_Interface dataset entries_:
⁂
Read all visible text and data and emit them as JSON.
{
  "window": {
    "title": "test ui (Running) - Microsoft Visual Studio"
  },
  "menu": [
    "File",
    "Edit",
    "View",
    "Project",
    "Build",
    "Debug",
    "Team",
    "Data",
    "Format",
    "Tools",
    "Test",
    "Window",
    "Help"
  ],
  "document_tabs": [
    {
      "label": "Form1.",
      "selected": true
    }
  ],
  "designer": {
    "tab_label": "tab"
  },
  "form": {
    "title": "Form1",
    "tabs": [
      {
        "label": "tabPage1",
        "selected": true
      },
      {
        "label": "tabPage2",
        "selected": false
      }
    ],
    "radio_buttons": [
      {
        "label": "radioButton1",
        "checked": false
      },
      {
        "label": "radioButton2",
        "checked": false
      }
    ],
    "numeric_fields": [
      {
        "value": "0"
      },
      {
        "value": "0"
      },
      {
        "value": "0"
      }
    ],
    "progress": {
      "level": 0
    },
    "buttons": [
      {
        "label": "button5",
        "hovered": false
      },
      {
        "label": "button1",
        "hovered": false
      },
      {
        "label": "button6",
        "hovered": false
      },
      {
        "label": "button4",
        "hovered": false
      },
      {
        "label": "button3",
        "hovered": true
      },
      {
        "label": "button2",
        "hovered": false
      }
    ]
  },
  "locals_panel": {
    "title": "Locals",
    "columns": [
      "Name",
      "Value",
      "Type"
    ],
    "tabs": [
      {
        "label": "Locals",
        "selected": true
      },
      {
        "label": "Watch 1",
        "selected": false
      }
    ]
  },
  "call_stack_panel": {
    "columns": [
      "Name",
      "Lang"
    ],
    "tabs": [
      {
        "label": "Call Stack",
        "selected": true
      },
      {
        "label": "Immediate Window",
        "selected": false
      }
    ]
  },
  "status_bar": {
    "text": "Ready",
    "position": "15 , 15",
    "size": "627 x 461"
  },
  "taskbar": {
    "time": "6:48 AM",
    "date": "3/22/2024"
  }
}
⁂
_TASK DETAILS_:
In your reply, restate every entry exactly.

_RESULT_:
Read all visible text and data and emit them as JSON.
{
  "window": {
    "title": "test ui (Running) - Microsoft Visual Studio"
  },
  "menu": [
    "File",
    "Edit",
    "View",
    "Project",
    "Build",
    "Debug",
    "Team",
    "Data",
    "Format",
    "Tools",
    "Test",
    "Window",
    "Help"
  ],
  "document_tabs": [
    {
      "label": "Form1.",
      "selected": true
    }
  ],
  "designer": {
    "tab_label": "tab"
  },
  "form": {
    "title": "Form1",
    "tabs": [
      {
        "label": "tabPage1",
        "selected": true
      },
      {
        "label": "tabPage2",
        "selected": false
      }
    ],
    "radio_buttons": [
      {
        "label": "radioButton1",
        "checked": false
      },
      {
        "label": "radioButton2",
        "checked": false
      }
    ],
    "numeric_fields": [
      {
        "value": "0"
      },
      {
        "value": "0"
      },
      {
        "value": "0"
      }
    ],
    "progress": {
      "level": 0
    },
    "buttons": [
      {
        "label": "button5",
        "hovered": false
      },
      {
        "label": "button1",
        "hovered": false
      },
      {
        "label": "button6",
        "hovered": false
      },
      {
        "label": "button4",
        "hovered": false
      },
      {
        "label": "button3",
        "hovered": true
      },
      {
        "label": "button2",
        "hovered": false
      }
    ]
  },
  "locals_panel": {
    "title": "Locals",
    "columns": [
      "Name",
      "Value",
      "Type"
    ],
    "tabs": [
      {
        "label": "Locals",
        "selected": true
      },
      {
        "label": "Watch 1",
        "selected": false
      }
    ]
  },
  "call_stack_panel": {
    "columns": [
      "Name",
      "Lang"
    ],
    "tabs": [
      {
        "label": "Call Stack",
        "selected": true
      },
      {
        "label": "Immediate Window",
        "selected": false
      }
    ]
  },
  "status_bar": {
    "text": "Ready",
    "position": "15 , 15",
    "size": "627 x 461"
  },
  "taskbar": {
    "time": "6:48 AM",
    "date": "3/22/2024"
  }
}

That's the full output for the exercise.